Thank You

Feel free to use this, or your own variation of it, in future elections. I only wish I could figure out how to make it work with those %#$@ robocalls.

Have a good day. More thoughts tomorrow.


Sunday, November 12, 2017

Musical Sunday

With the large number of investigations going on, perhaps we should consider it to be a full-employment program for lawyers ...

And the biblical Egyptians thought they had plagues.

Have a good day. More thoughts tomorrow.


Saturday, November 11, 2017

Cartoon Saturday

And you thought November might be better ...

A gunman murdered 26 people and wounded 20 others attending church services in the town of Sutherland Springs, Texas; in China, Donald Trump praised the Chinese for taking advantage of the United States, blaming any problems on previous US administrations; Zimbabwean president Robert Mugabe fired his deputy and longtime ally Emmerson Mnangagwa, accusing Mnangagwa of using witchcraft to seize power ... oddly enough, Mnangagwa replaced former Mugabe aide Joice Mujuru, who Mugabe also accused of witchcraft to seize power; longtime Donald Trump adviser Keith Schiller told Congressional investigators that he rejected a Russian's offer to send five women to Donald Trump's hotel room during Trump's 2013 visit to Russia, and that both men treated it as a joke; and in the widening circle of sexual misconduct allegations, five women have accused comedian Louis C.K. of inappropriate behavior.

From the Department of You Can't Cry So You May As Well Laugh, here's a collection of cartoons about politicians - low-hanging fruit, to be sure, but appropriate ...

Yes, we're there ...
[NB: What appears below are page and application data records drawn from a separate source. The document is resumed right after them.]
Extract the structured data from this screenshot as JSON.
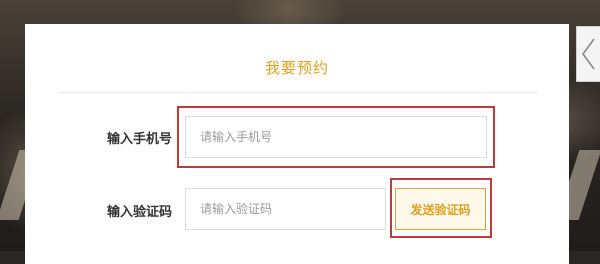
{
  "modal": {
    "title": "我要预约",
    "phone": {
      "label": "输入手机号",
      "placeholder": "请输入手机号",
      "value": ""
    },
    "code": {
      "label": "输入验证码",
      "placeholder": "请输入验证码",
      "value": ""
    },
    "send_code_label": "发送验证码"
  },
  "icons": {
    "side_arrow": "chevron-left-icon"
  },
  "colors": {
    "accent": "#e0a020",
    "highlight": "#c0393f",
    "button_background": "#fff9ec"
  }
}
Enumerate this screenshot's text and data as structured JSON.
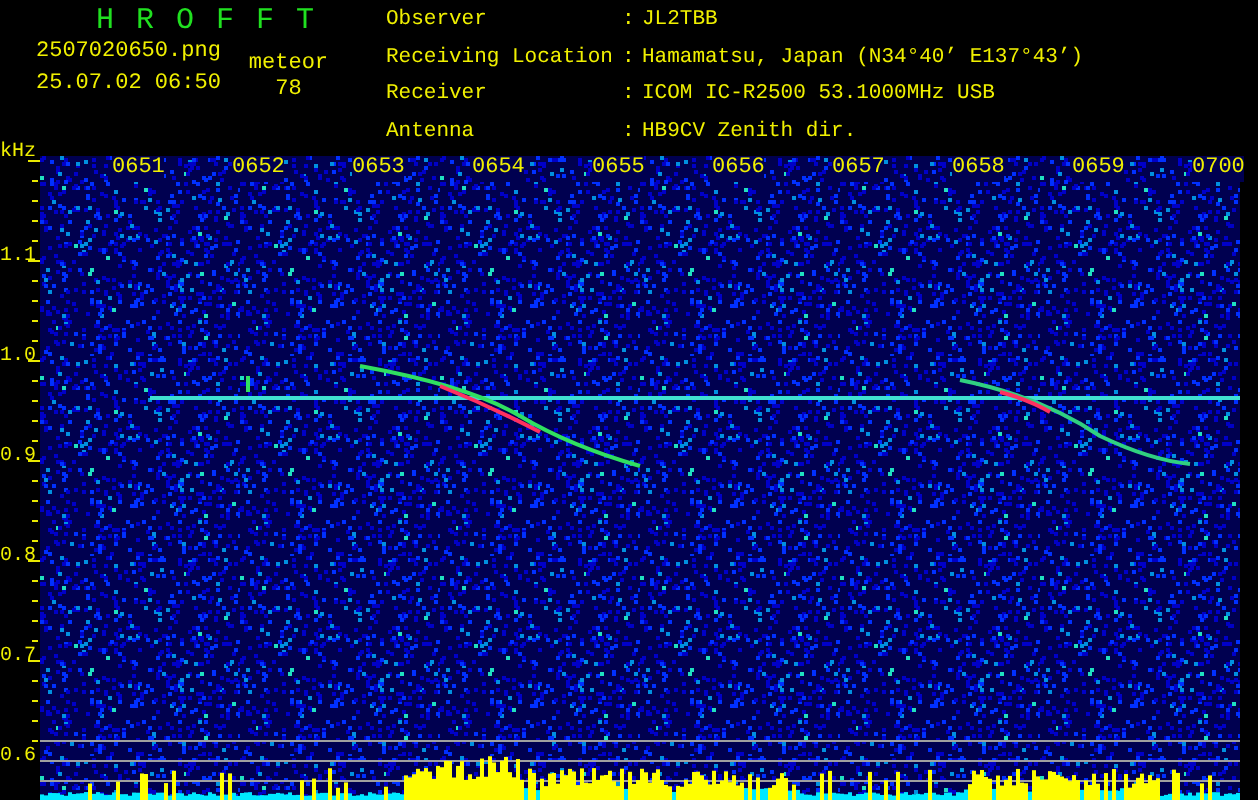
{
  "header": {
    "title": "H R O F F T",
    "file_name": "2507020650.png",
    "date_time": "25.07.02 06:50",
    "count_label": "meteor",
    "count": "78"
  },
  "info": [
    {
      "label": "Observer",
      "colon": ":",
      "value": "JL2TBB"
    },
    {
      "label": "Receiving Location",
      "colon": ":",
      "value": "Hamamatsu, Japan (N34°40’ E137°43’)"
    },
    {
      "label": "Receiver",
      "colon": ":",
      "value": "ICOM IC-R2500 53.1000MHz USB"
    },
    {
      "label": "Antenna",
      "colon": ":",
      "value": "HB9CV Zenith dir."
    }
  ],
  "plot": {
    "unit": "kHz",
    "time_ticks": [
      "0651",
      "0652",
      "0653",
      "0654",
      "0655",
      "0656",
      "0657",
      "0658",
      "0659",
      "0700"
    ],
    "freq_ticks": [
      "1.1",
      "1.0",
      "0.9",
      "0.8",
      "0.7",
      "0.6"
    ]
  }
}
Transparency is what we want, but opacity is what we're willing to settle for ...

Well, it's working ...

That's the point of gerrymandering, isn't it? ...

The Congressional stampede continues ...

Gotta keep the ringers out ...

Just put the thoughts and prayers in that pile over there ...

If only ...

You can't be too careful ...

No problem ... there are still plenty of Chief Scientist jobs open for you in the Trump administration ...

And there you have it - your chance to laugh through your tears at your "favorite" politicians. I hope it helps.

Autumn has arrived in NoVa with a vengeance, as temperatures won't make it out of the 40s through the weekend, although we seem to have avoided combining it with cold and miserable rain. Thank heaven for small favors. If you're going out, dress warmly unless you live someplace like Brisbane, Australia, where my long-time blogging friend Amanda is enjoying summer. Sigh.

Have a good day, and come back tomorrow for Musical Sunday. More thoughts then.